WORK REQUEST
In the entries that follow, which lines hold the string "muertetr"? List them.

DATASET CONTENT
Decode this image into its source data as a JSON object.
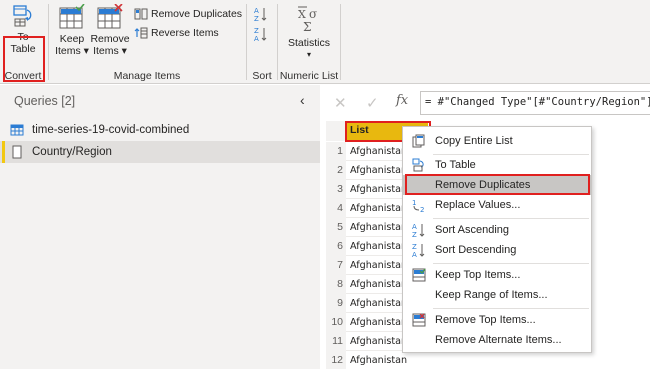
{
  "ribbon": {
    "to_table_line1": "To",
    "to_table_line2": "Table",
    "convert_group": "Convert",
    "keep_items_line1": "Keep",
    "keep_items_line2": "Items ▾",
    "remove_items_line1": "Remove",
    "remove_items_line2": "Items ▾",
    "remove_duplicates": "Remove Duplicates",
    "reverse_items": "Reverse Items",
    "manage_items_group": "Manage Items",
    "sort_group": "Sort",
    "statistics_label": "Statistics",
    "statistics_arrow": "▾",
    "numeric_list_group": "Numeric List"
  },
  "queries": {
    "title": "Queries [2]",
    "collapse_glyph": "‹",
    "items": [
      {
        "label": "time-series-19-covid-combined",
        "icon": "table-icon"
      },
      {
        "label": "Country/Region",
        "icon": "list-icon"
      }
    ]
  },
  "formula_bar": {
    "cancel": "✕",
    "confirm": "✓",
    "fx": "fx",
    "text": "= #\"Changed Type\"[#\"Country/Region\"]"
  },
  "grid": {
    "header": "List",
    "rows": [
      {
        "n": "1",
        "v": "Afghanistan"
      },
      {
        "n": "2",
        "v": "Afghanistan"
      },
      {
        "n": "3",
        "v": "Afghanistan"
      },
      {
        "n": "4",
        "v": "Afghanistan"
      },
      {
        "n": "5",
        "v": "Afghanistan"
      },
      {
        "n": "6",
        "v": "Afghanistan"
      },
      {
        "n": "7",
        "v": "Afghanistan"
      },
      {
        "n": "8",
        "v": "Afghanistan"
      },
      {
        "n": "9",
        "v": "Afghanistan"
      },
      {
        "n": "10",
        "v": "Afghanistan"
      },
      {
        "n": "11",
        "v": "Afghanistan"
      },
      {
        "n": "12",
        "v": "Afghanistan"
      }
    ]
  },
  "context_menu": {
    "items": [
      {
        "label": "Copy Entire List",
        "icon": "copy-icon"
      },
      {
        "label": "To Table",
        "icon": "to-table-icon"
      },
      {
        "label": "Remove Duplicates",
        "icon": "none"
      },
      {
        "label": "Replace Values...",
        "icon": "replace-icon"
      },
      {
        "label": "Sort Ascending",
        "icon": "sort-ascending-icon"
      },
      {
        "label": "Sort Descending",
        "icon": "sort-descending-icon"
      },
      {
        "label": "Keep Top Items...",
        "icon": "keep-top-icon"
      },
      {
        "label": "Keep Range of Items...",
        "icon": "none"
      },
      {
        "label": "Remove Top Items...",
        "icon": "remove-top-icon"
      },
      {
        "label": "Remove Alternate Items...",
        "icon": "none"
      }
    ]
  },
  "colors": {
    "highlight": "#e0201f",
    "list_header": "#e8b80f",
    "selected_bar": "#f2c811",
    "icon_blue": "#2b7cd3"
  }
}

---

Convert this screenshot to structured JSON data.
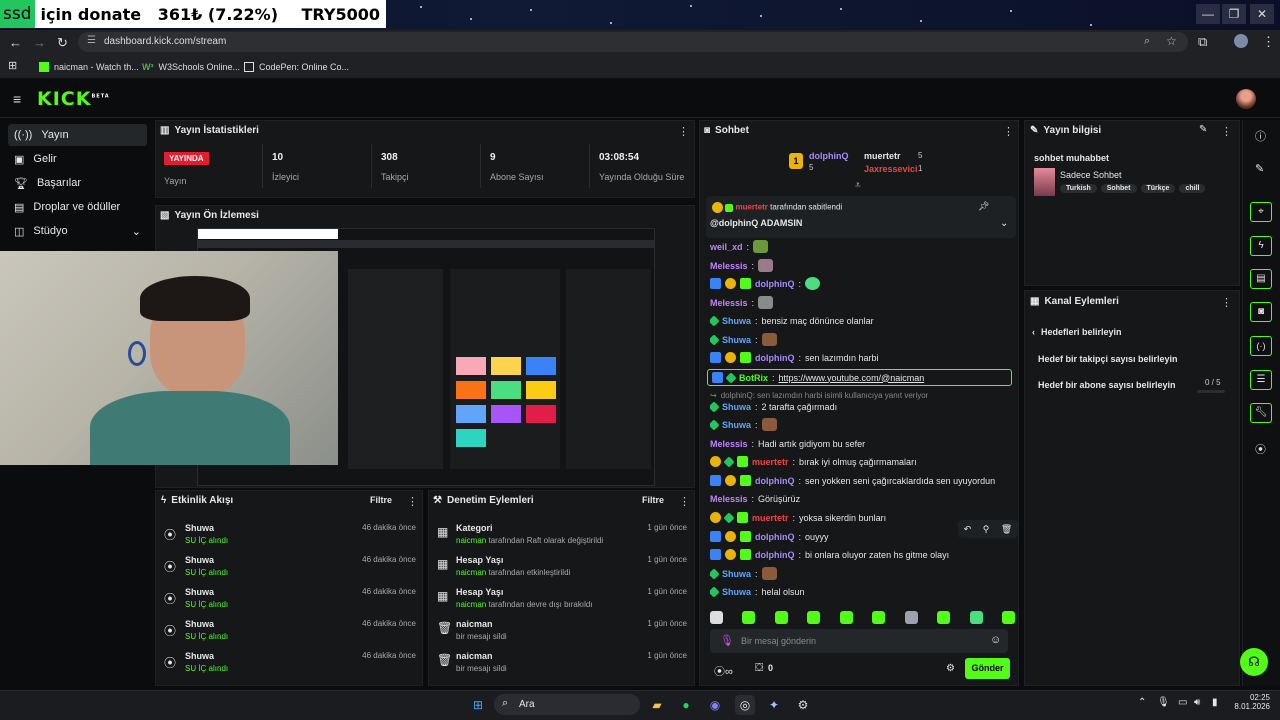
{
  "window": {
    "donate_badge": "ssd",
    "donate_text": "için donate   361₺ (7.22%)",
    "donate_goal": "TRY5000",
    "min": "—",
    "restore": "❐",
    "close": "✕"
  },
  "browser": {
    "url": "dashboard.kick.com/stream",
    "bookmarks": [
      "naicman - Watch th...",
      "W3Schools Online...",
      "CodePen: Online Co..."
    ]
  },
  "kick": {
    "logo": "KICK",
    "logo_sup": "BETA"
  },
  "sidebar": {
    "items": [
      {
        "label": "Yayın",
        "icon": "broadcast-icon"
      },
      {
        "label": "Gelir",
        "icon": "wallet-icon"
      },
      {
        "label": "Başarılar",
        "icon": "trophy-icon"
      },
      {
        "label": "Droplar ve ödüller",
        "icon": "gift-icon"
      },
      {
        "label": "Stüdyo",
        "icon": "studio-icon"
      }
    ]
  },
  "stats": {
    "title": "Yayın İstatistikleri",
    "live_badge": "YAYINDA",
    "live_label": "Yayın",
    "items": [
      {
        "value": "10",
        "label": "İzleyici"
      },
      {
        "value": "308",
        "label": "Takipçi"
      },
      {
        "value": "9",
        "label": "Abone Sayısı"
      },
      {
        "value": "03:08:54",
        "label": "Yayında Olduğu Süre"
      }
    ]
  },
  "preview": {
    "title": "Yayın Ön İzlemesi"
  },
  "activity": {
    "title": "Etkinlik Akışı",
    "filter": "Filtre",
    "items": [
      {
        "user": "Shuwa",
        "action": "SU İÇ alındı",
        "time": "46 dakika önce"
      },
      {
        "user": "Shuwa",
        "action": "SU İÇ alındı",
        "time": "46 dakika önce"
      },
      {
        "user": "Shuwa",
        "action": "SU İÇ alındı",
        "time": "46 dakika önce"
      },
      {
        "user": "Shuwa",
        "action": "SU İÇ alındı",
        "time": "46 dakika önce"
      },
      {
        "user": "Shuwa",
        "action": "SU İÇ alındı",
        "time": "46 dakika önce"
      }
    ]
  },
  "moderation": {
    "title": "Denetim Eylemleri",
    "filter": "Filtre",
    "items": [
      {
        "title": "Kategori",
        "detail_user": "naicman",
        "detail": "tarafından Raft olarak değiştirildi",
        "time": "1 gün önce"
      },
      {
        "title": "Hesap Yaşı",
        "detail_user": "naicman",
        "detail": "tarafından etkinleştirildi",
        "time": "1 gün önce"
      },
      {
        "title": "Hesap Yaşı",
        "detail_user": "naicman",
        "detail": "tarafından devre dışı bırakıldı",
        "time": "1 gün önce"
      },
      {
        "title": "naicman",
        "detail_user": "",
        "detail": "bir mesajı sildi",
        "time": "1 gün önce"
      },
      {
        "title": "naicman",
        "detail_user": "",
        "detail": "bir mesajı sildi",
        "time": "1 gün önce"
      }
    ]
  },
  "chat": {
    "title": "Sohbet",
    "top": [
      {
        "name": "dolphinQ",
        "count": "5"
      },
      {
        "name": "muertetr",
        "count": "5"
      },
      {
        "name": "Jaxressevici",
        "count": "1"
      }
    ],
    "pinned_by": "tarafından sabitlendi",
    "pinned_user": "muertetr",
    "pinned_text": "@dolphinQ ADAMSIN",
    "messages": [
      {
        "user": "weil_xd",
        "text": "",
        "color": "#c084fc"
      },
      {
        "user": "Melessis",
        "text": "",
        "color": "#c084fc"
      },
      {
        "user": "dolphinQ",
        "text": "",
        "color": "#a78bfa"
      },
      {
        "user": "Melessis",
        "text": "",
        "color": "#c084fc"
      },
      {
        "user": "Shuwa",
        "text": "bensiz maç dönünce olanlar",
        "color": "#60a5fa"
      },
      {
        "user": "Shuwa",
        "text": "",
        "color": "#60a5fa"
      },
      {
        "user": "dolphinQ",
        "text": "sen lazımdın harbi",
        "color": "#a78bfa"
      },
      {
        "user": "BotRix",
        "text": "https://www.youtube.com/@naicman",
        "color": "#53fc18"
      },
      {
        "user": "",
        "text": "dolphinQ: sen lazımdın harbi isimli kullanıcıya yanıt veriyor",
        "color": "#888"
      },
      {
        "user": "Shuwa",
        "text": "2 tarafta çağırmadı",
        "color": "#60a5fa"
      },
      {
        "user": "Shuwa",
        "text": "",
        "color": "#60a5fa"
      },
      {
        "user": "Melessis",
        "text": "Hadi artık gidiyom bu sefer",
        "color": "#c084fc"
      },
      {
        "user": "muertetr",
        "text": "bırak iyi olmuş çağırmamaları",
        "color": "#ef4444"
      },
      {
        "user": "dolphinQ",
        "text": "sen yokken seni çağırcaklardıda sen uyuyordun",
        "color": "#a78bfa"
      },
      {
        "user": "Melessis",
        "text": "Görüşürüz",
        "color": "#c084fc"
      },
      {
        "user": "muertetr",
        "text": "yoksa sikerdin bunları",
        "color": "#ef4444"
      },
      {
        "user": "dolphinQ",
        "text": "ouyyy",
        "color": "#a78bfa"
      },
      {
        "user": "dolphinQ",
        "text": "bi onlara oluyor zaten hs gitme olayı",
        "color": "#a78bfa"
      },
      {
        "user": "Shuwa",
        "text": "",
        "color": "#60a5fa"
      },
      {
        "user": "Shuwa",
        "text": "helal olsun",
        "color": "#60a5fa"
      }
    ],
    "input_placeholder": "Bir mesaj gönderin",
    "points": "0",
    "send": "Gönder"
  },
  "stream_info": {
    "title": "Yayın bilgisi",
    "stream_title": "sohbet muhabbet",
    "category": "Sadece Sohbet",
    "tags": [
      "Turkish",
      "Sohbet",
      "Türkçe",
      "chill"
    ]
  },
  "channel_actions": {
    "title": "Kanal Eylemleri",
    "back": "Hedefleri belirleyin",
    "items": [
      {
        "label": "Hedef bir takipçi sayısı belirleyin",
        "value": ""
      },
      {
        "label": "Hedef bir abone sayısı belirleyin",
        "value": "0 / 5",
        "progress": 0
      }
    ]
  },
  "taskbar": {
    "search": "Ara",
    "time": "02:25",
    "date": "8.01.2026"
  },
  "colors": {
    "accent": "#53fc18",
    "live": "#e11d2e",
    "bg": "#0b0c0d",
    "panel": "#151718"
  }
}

EXERCISE RESPONSE
        "name": "muertetr",
    "pinned_user": "muertetr",
        "user": "muertetr",
        "user": "muertetr",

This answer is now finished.